However, combining this with a Mali-G72 CPU means the One Macro is able to handle everyday tasks without any issue whatsoever.
Of course, the benchmarks all our phones are tested on provide situations which you might not regularly experience. They aim to test devices to their limits, and the results show how the likes of Xiaomi and Oppo have really pushed the boundaries on what’s capable with regards to processing power.
Mobile gaming was an area where the One Macro fell short a little. Most games were more than playable, but we did encounter some stuttering and lag when playing graphic-intensive title.
This is a minor issue though, and for most people, the One Macro’s general performance will be more than up to scratch.
Software and features
As with all phones in the Motorola One line, the One Macro comes running an almost stock version of Android. In this case it’s Android 9 Pie, although we have no word on whether it will get the upgrade to Android 10.
I’ve been bemoaning the heavy Android skins in recent phone reviews, so this is a welcome change. Motorola endeavours to produce as little bloatware as possible, so there’s no duplicate email clients, calendar apps or utilities. Of course there remains the option to download third-party alternatives via the Google Play Store, the way I’d prefer it to be on all phones.
The only notable addition when compared to Pixel devices is the Moto app, although this feels
genuinely useful. In here you’ll find various shortcuts and gestures, as well more control over the way the display responds to you.
There are also useful software quirks throughout Motorola’s interpretation of Android. One of my favourites is the default clock widget on the home screen, which displays the current weather and date in addition to the time. However, tapping each part of the widget will take you to the relevant app: the time goes to the Clock, date to Google Calendar and weather to the weather app.
What’s more, the circle all this information is housed in acts as a quick overview of your current level of battery. I’m glad that’s here, as the battery percentage in the notification bar is barely legible.
There’s a similar design to the always-on display, although this can’t be customized like on other
phones. As I mentioned earlier, there are two biometric options for unlocking your phone in addition to the regular PIN, password or swipe gesture. The face unlock is fine, if a little slow compared to rivals, so I’d recommend using the fingerprint scanner most of the time. This is fast, secure and reliable, and can also be used as payment authentication. I enrolled the same fingerprint twice for maximum reliability, and never had issues with it not recognizing me.
As the name implies, the Motorola One Macro places an emphasis on close-up photography. In order to achieve this, it has a dedicated 2Mp macro lens in addition to the regular 13Mp camera and 2Mp depth sensor. This means there’s no telephoto or ultra-wide sensors, which greatly reduces the camera’s flexibility.
I’m obliged to talk about the quality of shots in the macro mode here, and I have to say I was very impressed.
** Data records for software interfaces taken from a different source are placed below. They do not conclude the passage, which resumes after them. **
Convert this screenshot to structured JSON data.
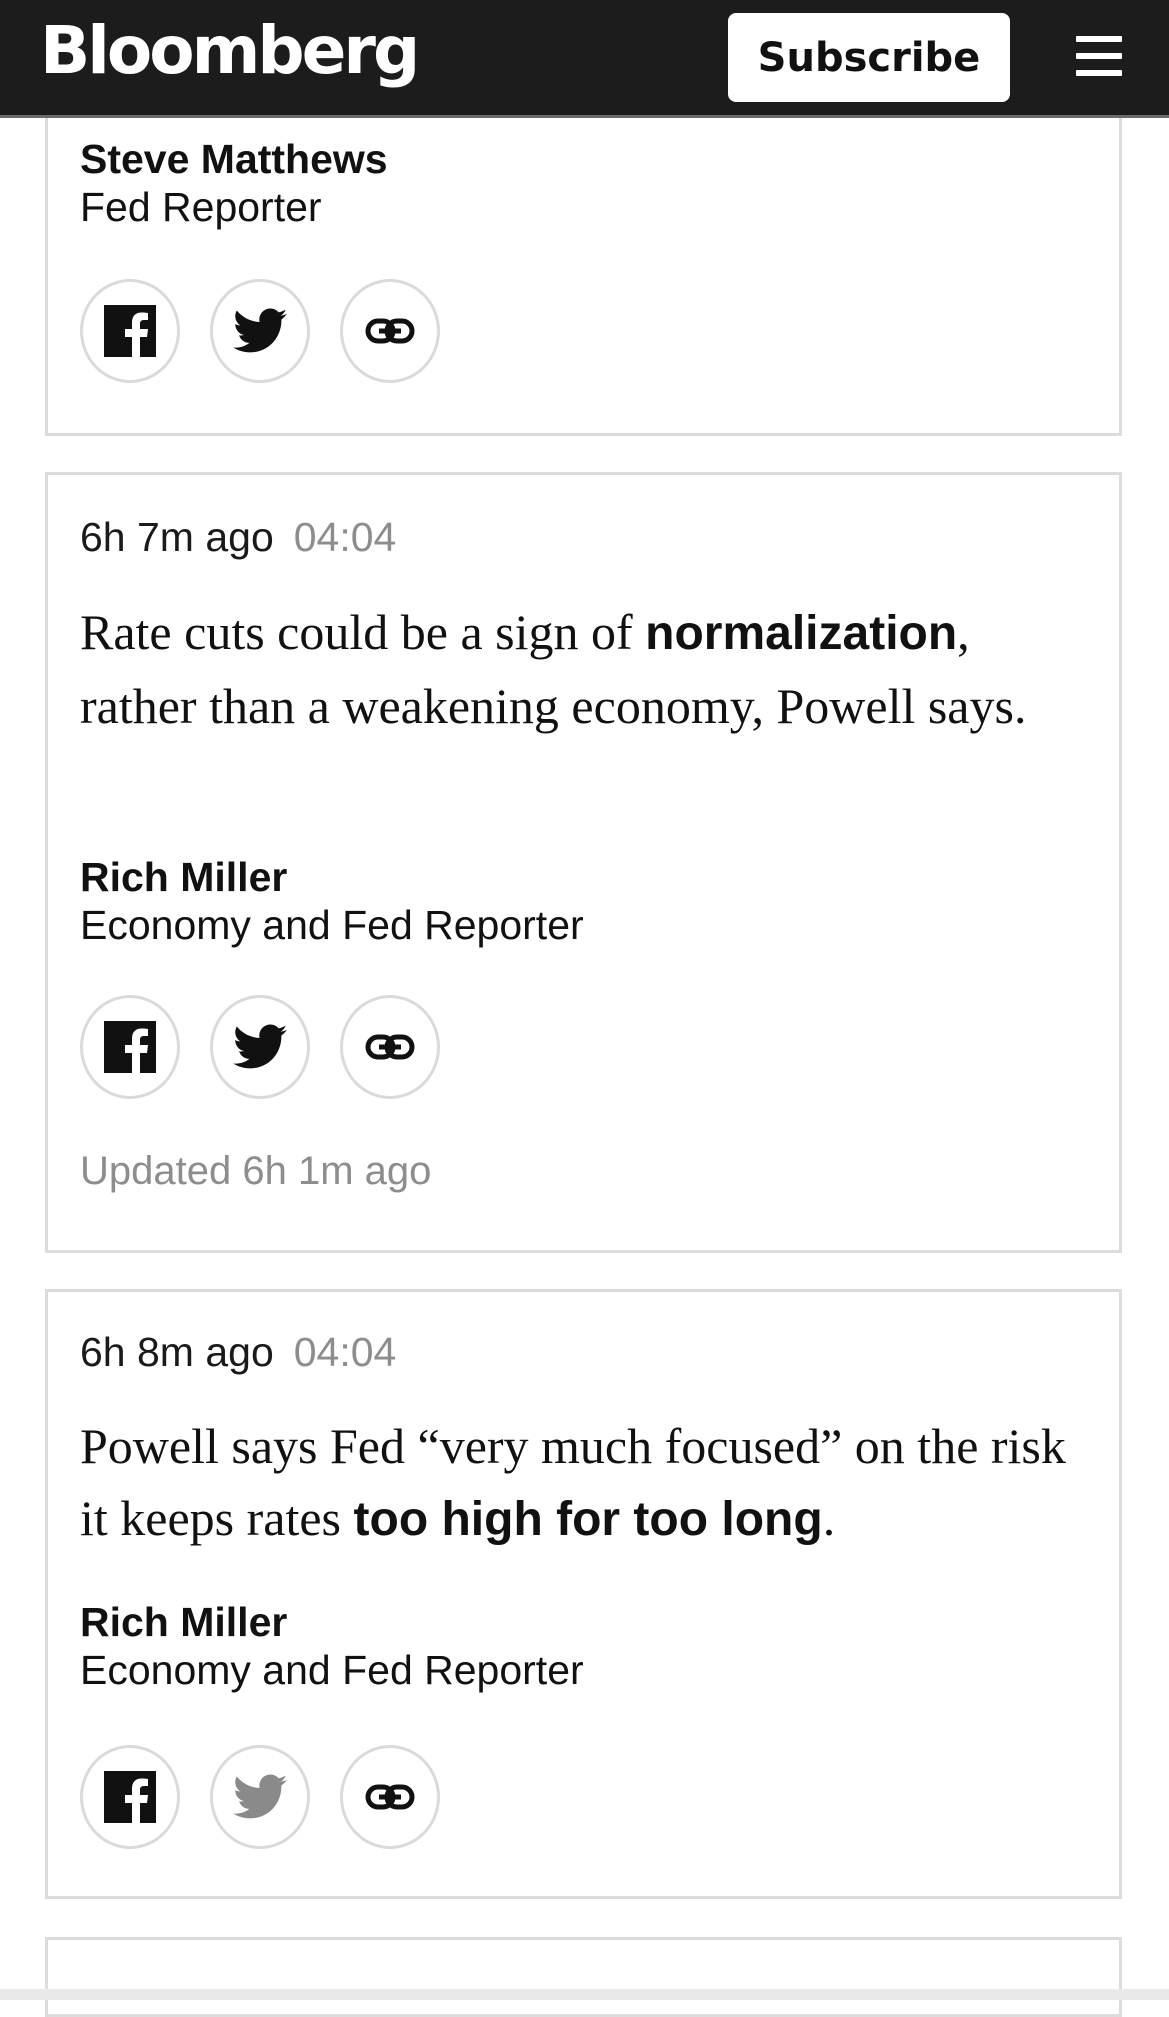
{
  "header": {
    "logo": "Bloomberg",
    "subscribe_label": "Subscribe",
    "menu_icon": "hamburger-menu-icon",
    "background": "#1c1c1c"
  },
  "posts": [
    {
      "author_name": "Steve Matthews",
      "author_role": "Fed Reporter",
      "share_icons": [
        "facebook-icon",
        "twitter-icon",
        "link-icon"
      ]
    },
    {
      "time_ago": "6h 7m ago",
      "clock": "04:04",
      "headline_before": "Rate cuts could be a sign of ",
      "headline_bold": "normalization",
      "headline_after": ", rather than a weakening economy, Powell says.",
      "author_name": "Rich Miller",
      "author_role": "Economy and Fed Reporter",
      "updated": "Updated 6h 1m ago",
      "share_icons": [
        "facebook-icon",
        "twitter-icon",
        "link-icon"
      ]
    },
    {
      "time_ago": "6h 8m ago",
      "clock": "04:04",
      "headline_before": "Powell says Fed “very much focused” on the risk it keeps rates ",
      "headline_bold": "too high for too long",
      "headline_after": ".",
      "author_name": "Rich Miller",
      "author_role": "Economy and Fed Reporter",
      "share_icons": [
        "facebook-icon",
        "twitter-icon",
        "link-icon"
      ]
    }
  ],
  "colors": {
    "timestamp_gray": "#8d8d8d",
    "border_gray": "#dcdcdc"
  }
}
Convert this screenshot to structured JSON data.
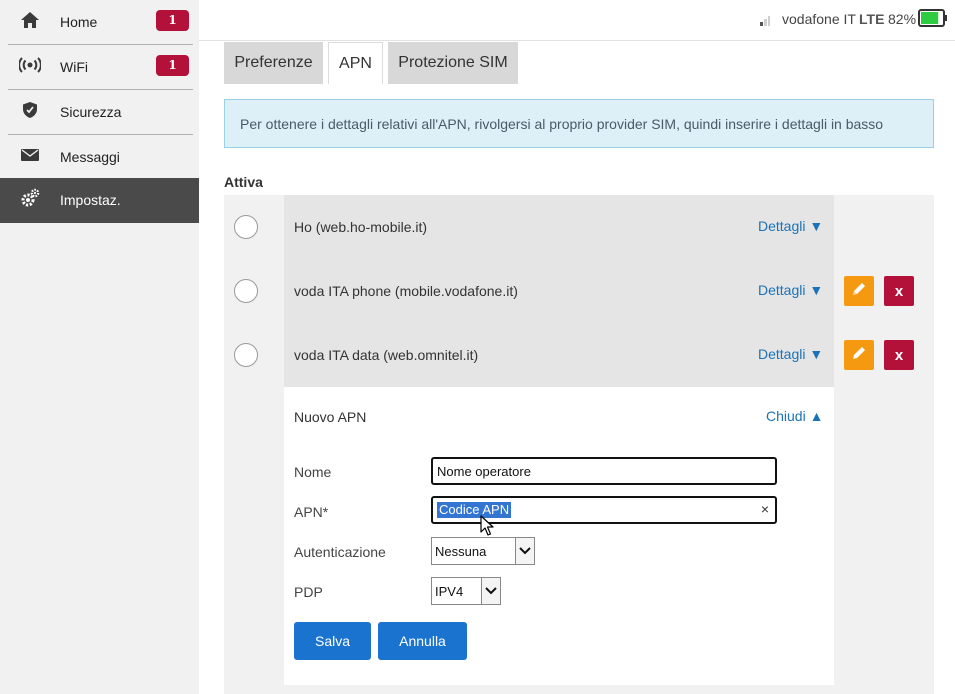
{
  "sidebar": {
    "items": [
      {
        "label": "Home",
        "badge": "1",
        "icon": "home-icon"
      },
      {
        "label": "WiFi",
        "badge": "1",
        "icon": "wifi-broadcast-icon"
      },
      {
        "label": "Sicurezza",
        "icon": "shield-icon"
      },
      {
        "label": "Messaggi",
        "icon": "envelope-icon"
      },
      {
        "label": "Impostaz.",
        "icon": "gears-icon",
        "active": true
      }
    ]
  },
  "status": {
    "operator": "vodafone IT",
    "network": "LTE",
    "battery": "82%",
    "battery_level": 0.82,
    "battery_color": "#2ecc40"
  },
  "tabs": [
    {
      "label": "Preferenze"
    },
    {
      "label": "APN",
      "active": true
    },
    {
      "label": "Protezione SIM"
    }
  ],
  "info": "Per ottenere i dettagli relativi all'APN, rivolgersi al proprio provider SIM, quindi inserire i dettagli in basso",
  "section_label": "Attiva",
  "apn_list": [
    {
      "name": "Ho (web.ho-mobile.it)",
      "details": "Dettagli ▼"
    },
    {
      "name": "voda ITA phone (mobile.vodafone.it)",
      "details": "Dettagli ▼"
    },
    {
      "name": "voda ITA data (web.omnitel.it)",
      "details": "Dettagli ▼"
    }
  ],
  "new_apn": {
    "title": "Nuovo APN",
    "close": "Chiudi ▲",
    "name_label": "Nome",
    "name_value": "Nome operatore",
    "apn_label": "APN*",
    "apn_value": "Codice APN",
    "clear": "×",
    "auth_label": "Autenticazione",
    "auth_value": "Nessuna",
    "pdp_label": "PDP",
    "pdp_value": "IPV4",
    "save": "Salva",
    "cancel": "Annulla",
    "delete_glyph": "x"
  },
  "colors": {
    "accent": "#1a73cf",
    "badge": "#b3103a",
    "edit": "#f59a10",
    "delete": "#b3103a",
    "sidebar_active": "#4b4a4b"
  }
}
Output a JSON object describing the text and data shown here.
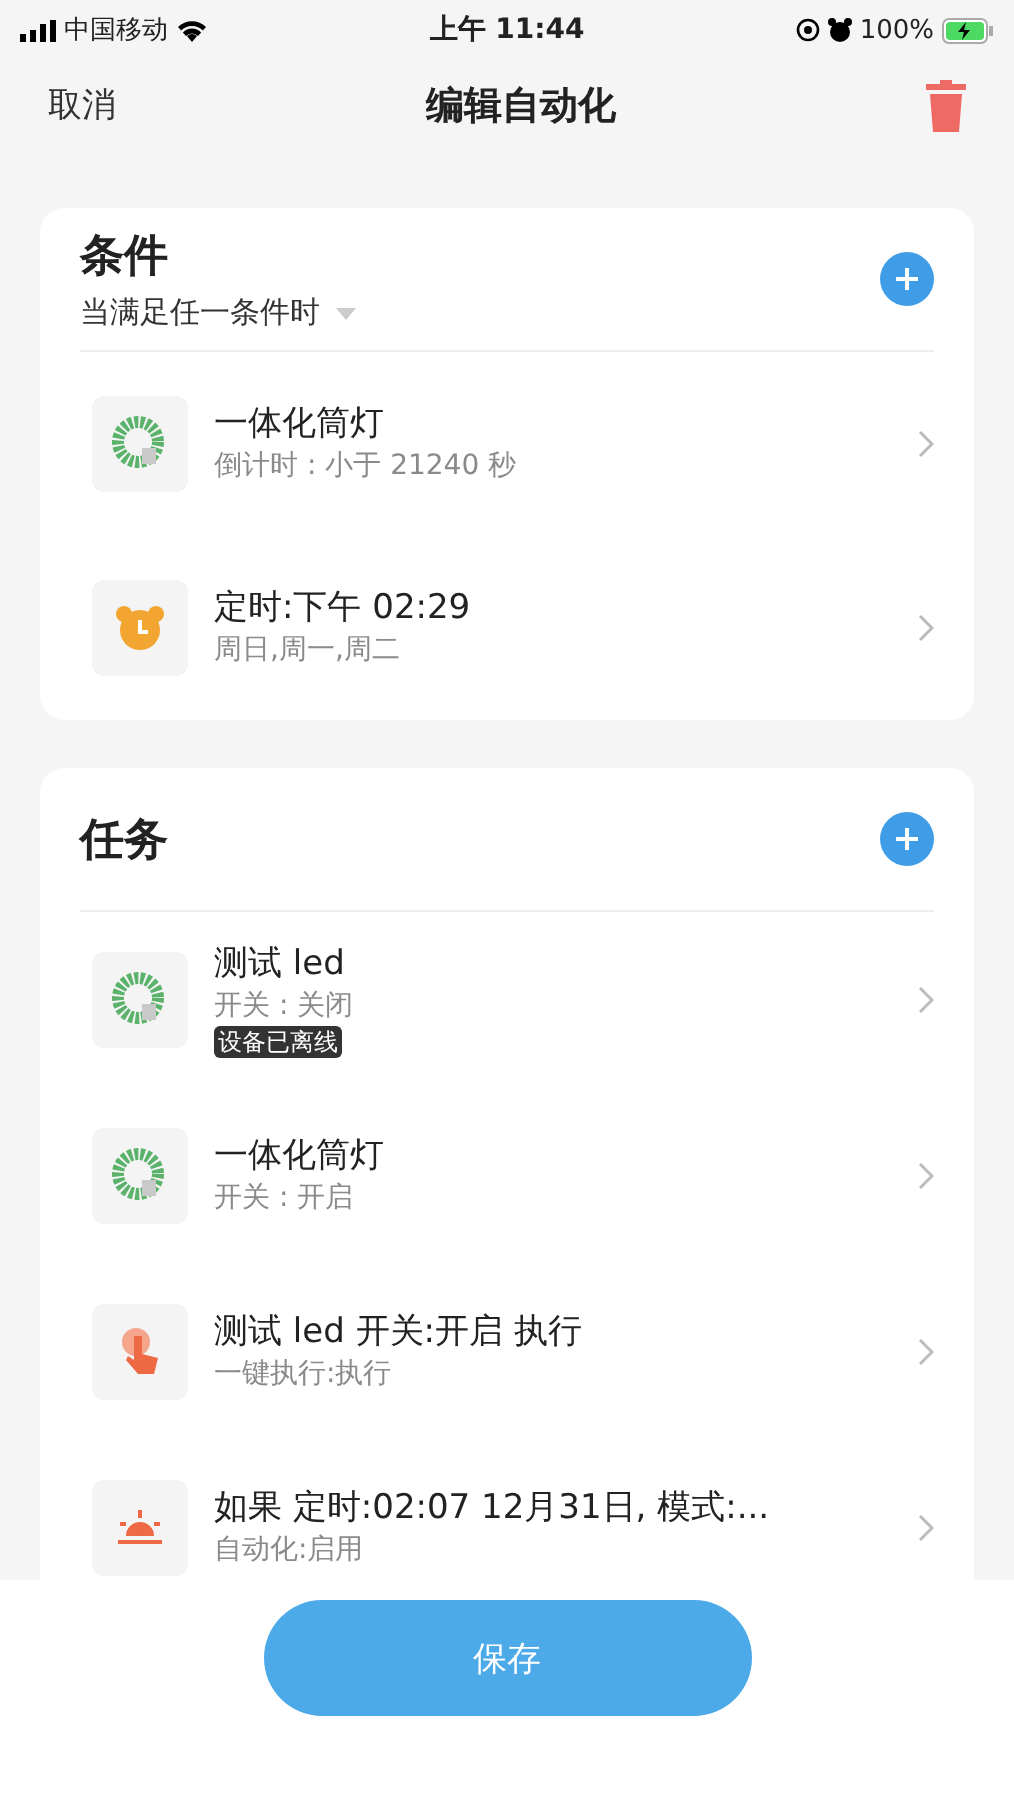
{
  "status_bar": {
    "carrier": "中国移动",
    "time": "上午 11:44",
    "battery": "100%"
  },
  "nav": {
    "cancel": "取消",
    "title": "编辑自动化"
  },
  "conditions": {
    "title": "条件",
    "match_mode": "当满足任一条件时",
    "items": [
      {
        "kind": "device",
        "title": "一体化筒灯",
        "subtitle": "倒计时 : 小于 21240 秒"
      },
      {
        "kind": "alarm",
        "title": "定时:下午 02:29",
        "subtitle": "周日,周一,周二"
      }
    ]
  },
  "tasks": {
    "title": "任务",
    "items": [
      {
        "kind": "device",
        "title": "测试 led",
        "subtitle": "开关 : 关闭",
        "badge": "设备已离线"
      },
      {
        "kind": "device",
        "title": "一体化筒灯",
        "subtitle": "开关 : 开启"
      },
      {
        "kind": "tap",
        "title": "测试 led 开关:开启 执行",
        "subtitle": "一键执行:执行"
      },
      {
        "kind": "sunrise",
        "title": "如果 定时:02:07 12月31日, 模式:...",
        "subtitle": "自动化:启用"
      }
    ]
  },
  "save_button": "保存"
}
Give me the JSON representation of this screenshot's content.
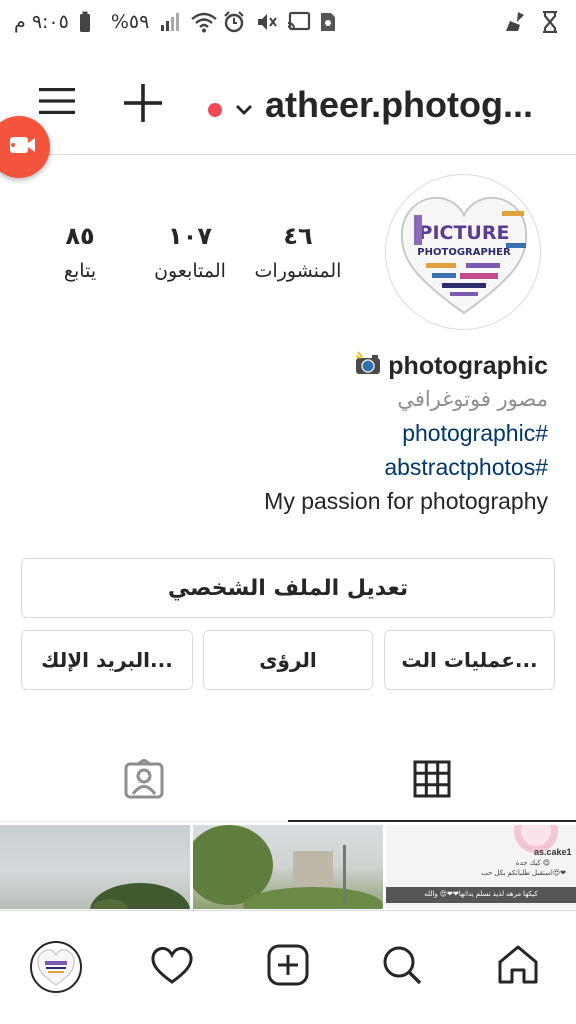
{
  "status_bar": {
    "time": "٩:٠٥ م",
    "battery": "%٥٩"
  },
  "header": {
    "username": "atheer.photog...",
    "menu_icon": "hamburger-menu-icon",
    "add_icon": "plus-icon",
    "switch_icon": "chevron-down-icon",
    "live_dot_color": "#ed4956"
  },
  "profile": {
    "avatar_text": {
      "title": "PICTURE",
      "subtitle": "PHOTOGRAPHER"
    },
    "stats": {
      "posts": {
        "value": "٤٦",
        "label": "المنشورات"
      },
      "followers": {
        "value": "١٠٧",
        "label": "المتابعون"
      },
      "following": {
        "value": "٨٥",
        "label": "يتابع"
      }
    },
    "bio": {
      "name": "photographic",
      "category": "مصور فوتوغرافي",
      "tags": [
        "photographic#",
        "abstractphotos#"
      ],
      "text": "My passion for photography"
    }
  },
  "buttons": {
    "edit_profile": "تعديل الملف الشخصي",
    "actions": "عمليات الت...",
    "insights": "الرؤى",
    "email": "البريد الإلك..."
  },
  "tabs": {
    "grid_icon": "grid-icon",
    "tagged_icon": "tagged-person-icon"
  },
  "posts_grid": {
    "chat_post": {
      "name": "as.cake1",
      "line1": "كيك جده 😋",
      "line2": "استقبل طلباتكم بكل حب😍❤",
      "caption": "كيكها مرهه لذيذ تسلم يداتها❤❤😍 والله"
    }
  },
  "bottom_nav": [
    "profile-avatar",
    "heart-icon",
    "add-post-icon",
    "search-icon",
    "home-icon"
  ],
  "colors": {
    "accent_blue": "#00376b",
    "record_button": "#f4543b",
    "text": "#262626",
    "muted": "#8e8e8e"
  }
}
Few phones I’ve tested have been able to capture this amount of detail at such close proximity. While it can be a bit hit-and-miss, flowers were a particular highlight, with the vibrant colours popping. Being this close to the subject creates a natural bokeh effect in the background, which is pleasing on the eye.
I was also impressed with the software-based portrait mode. The One Macro allows you to customize the amount of background blur in each shot before you take it, although there is no option to adjust this after the shot is taken.
Regular shots also have a good level of detail and balanced colours, though they tend to be lacking in
The home screen’s default clock widget also displays the phone’s battery level